Soft tissue structures such as blood vessels and the deltoid muscles are then retracted exposing the shoulder joint. The coracoid process is then divided at the base and some muscles/tendons are released. The coracoid is then brought down to the shoulder joint at which point the humeral head is retracted and the coracoid is fixed to the front of the glenoid socket.
At the end of the surgery the structure will be preserved and closed using dissolvable sutures. After the operation you will return to the ward wearing a sling.
The risks of Latarjet shoulder stabilisation surgery will be discussed with you in detail at your pre-admission clinic appointment. Risk factors for the surgery which can affect a very small percentage of patients include:
- Infection: There is a risk of infection with Latarjet shoulder stabilisation surgery. However, infection is very rare. Our theatres use industry standard ultra-high flow air systems which results in highly filtered and very rapid changes in air pressure ensuring the environment is as clean as possible.

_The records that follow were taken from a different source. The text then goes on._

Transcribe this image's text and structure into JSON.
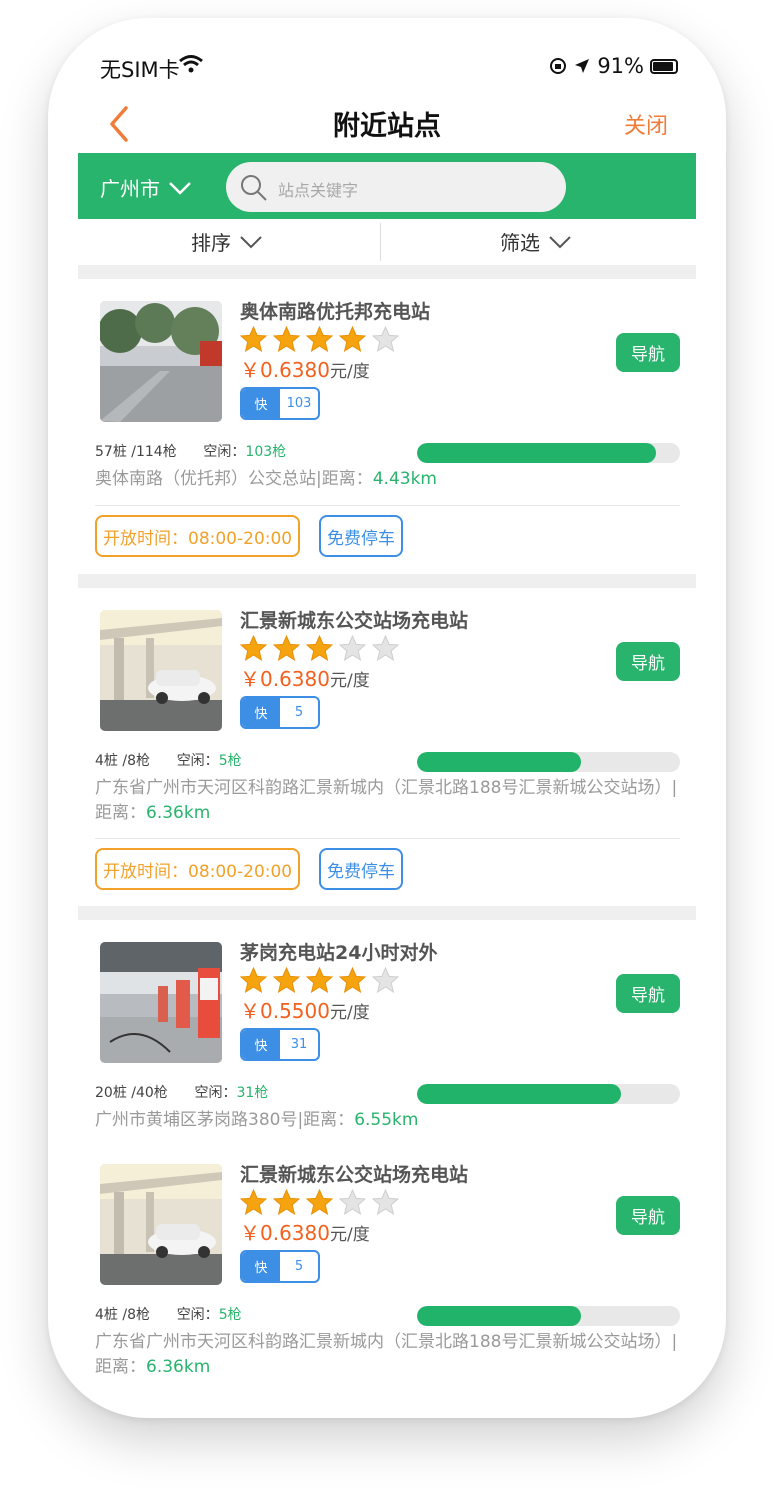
{
  "status_bar": {
    "carrier": "无SIM卡",
    "battery": "91%"
  },
  "nav": {
    "title": "附近站点",
    "close": "关闭"
  },
  "search": {
    "city": "广州市",
    "placeholder": "站点关键字"
  },
  "filters": {
    "sort": "排序",
    "filter": "筛选"
  },
  "colors": {
    "green": "#28b46c",
    "orange": "#f07c3a",
    "blue": "#3d8fe6",
    "price": "#f2611f",
    "star": "#f5a30e"
  },
  "stations": [
    {
      "name": "奥体南路优托邦充电站",
      "rating": 4,
      "price": "￥0.6380",
      "unit": "元/度",
      "tag": "快",
      "tag_count": "103",
      "nav": "导航",
      "piles": "57桩 /114枪",
      "idle_label": "空闲：",
      "idle_value": "103枪",
      "availability": 0.91,
      "address": "奥体南路（优托邦）公交总站|距离：",
      "distance": "4.43km",
      "open_hours": "开放时间：08:00-20:00",
      "parking": "免费停车",
      "image": "bus-station-photo"
    },
    {
      "name": "汇景新城东公交站场充电站",
      "rating": 3,
      "price": "￥0.6380",
      "unit": "元/度",
      "tag": "快",
      "tag_count": "5",
      "nav": "导航",
      "piles": "4桩 /8枪",
      "idle_label": "空闲：",
      "idle_value": "5枪",
      "availability": 0.625,
      "address": "广东省广州市天河区科韵路汇景新城内（汇景北路188号汇景新城公交站场）|距离：",
      "distance": "6.36km",
      "open_hours": "开放时间：08:00-20:00",
      "parking": "免费停车",
      "image": "car-charging-photo"
    },
    {
      "name": "茅岗充电站24小时对外",
      "rating": 4,
      "price": "￥0.5500",
      "unit": "元/度",
      "tag": "快",
      "tag_count": "31",
      "nav": "导航",
      "piles": "20桩 /40枪",
      "idle_label": "空闲：",
      "idle_value": "31枪",
      "availability": 0.775,
      "address": "广州市黄埔区茅岗路380号|距离：",
      "distance": "6.55km",
      "image": "charging-piles-photo"
    },
    {
      "name": "汇景新城东公交站场充电站",
      "rating": 3,
      "price": "￥0.6380",
      "unit": "元/度",
      "tag": "快",
      "tag_count": "5",
      "nav": "导航",
      "piles": "4桩 /8枪",
      "idle_label": "空闲：",
      "idle_value": "5枪",
      "availability": 0.625,
      "address": "广东省广州市天河区科韵路汇景新城内（汇景北路188号汇景新城公交站场）|距离：",
      "distance": "6.36km",
      "image": "car-charging-photo"
    }
  ]
}
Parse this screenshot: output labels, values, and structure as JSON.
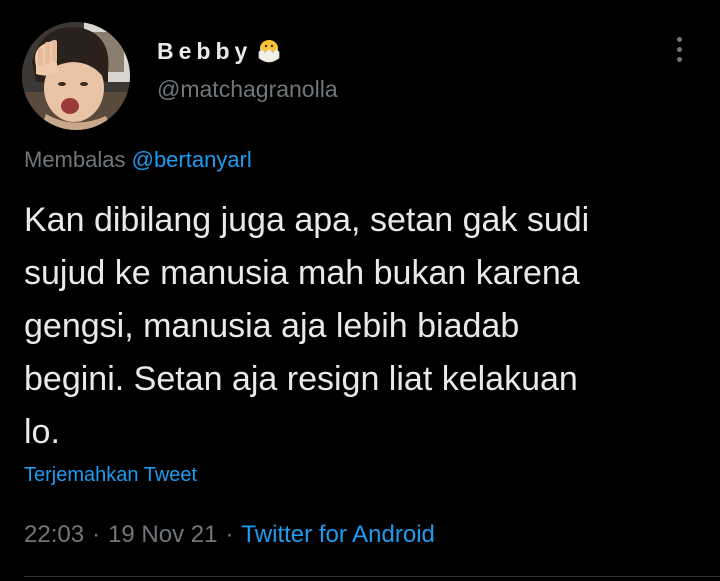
{
  "user": {
    "display_name": "Bebby",
    "name_emoji": "hatching-chick-emoji",
    "handle": "@matchagranolla"
  },
  "reply": {
    "prefix": "Membalas",
    "mention": "@bertanyarl"
  },
  "tweet": {
    "text": "Kan dibilang juga apa, setan gak sudi\nsujud ke manusia mah bukan karena\ngengsi, manusia aja lebih biadab\nbegini. Setan aja resign liat kelakuan\nlo.",
    "translate_label": "Terjemahkan Tweet",
    "time": "22:03",
    "date": "19 Nov 21",
    "source": "Twitter for Android",
    "separator": "·"
  },
  "icons": {
    "more": "more-vertical-icon"
  },
  "colors": {
    "background": "#000000",
    "primary_text": "#e7e9ea",
    "secondary_text": "#71767b",
    "accent": "#1d9bf0"
  }
}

We also have fixed antibiotic treatment protocols drawn up by microbiologists to help reduce the risk of infection.
- Nerve injury/damage: There is a small risk of nerve injury or damage during shoulder surgery as the surgeon is operating so close to the nerves. They know where they are and make every effort to avoid injuring or damaging the nerves but it is important to understand there is a small risk and the damage can be permanent.
- Stiffness: there is a risk of stiffness following your Latarjet shoulder stabilisation surgery.
- Pain: Initially following your Latarjet shoulder stabilisation surgery you will feel some pain. This is a natural part of the healing process. We will help you to manage this with medication and advice. The pain will generally subside with time and recovery.
- Thrombosis/blood clot: There is a small risk of thrombosis or blood clotting following your surgery. In this case you may be given compression sleeves in order to improve circulation and reduce the risk.
- Recurrent dislocation: There is a very small chance that the surgery will not prevent recurrent shoulder dislocations; however the chance of this being the case is under 2%.
Once the effects of the anaesthetic and nerve block have worn off pain killers will be used to control your pain. You will be required to wear a sling for up to 2-3 weeks following your surgery. Full recovery from Latarjet shoulder stabilisation surgery can take up to 3-6 months. Avoid forced gripping or heavy lifting for 2-3 weeks.
In terms of returning to work it will depend on your work environment. Returning to heavy manual labour should be prevented for approximately 8 weeks. Early return to heavy work may cause problems with your recovery. You will be given advice on your own particular situation.
You will be reviewed by your consultant approximately 6-8 weeks after your surgery. Immediately after your surgery you will be referred for outpatient physiotherapy. If you are a private patient you will be able to back to your original physiotherapist out in the community if you wish. However, if you are an NHS patient then your physiotherapy will be set up as part of your post-operative care in house. You will follow a regimented physiotherapy programme that will allow you to start to regain movement in your shoulder and then strengthen the muscles in order to return to all of your normal activities as follows;
- 0-3 weeks: Surgical site protection, ice, compression, elevation, pain relief, pendular shoulder exercises, active assisted range of movement below shoulder height, maintenance exercises for the elbow, wrist and hand.
- 3-6 weeks: Progression to active range of movement exercises below shoulder height, gentle isometric strengthening exercises, scapular setting exercises and weaning off of the sling.
- 6-12 weeks: Continued range of movement and stretching exercises to regain full shoulder range of movement, emphasis on strengthening exercises for the shoulder and rotator cuff and progressive resistance exercises, function activities including those related to work or leisure activities that you are aiming to return to.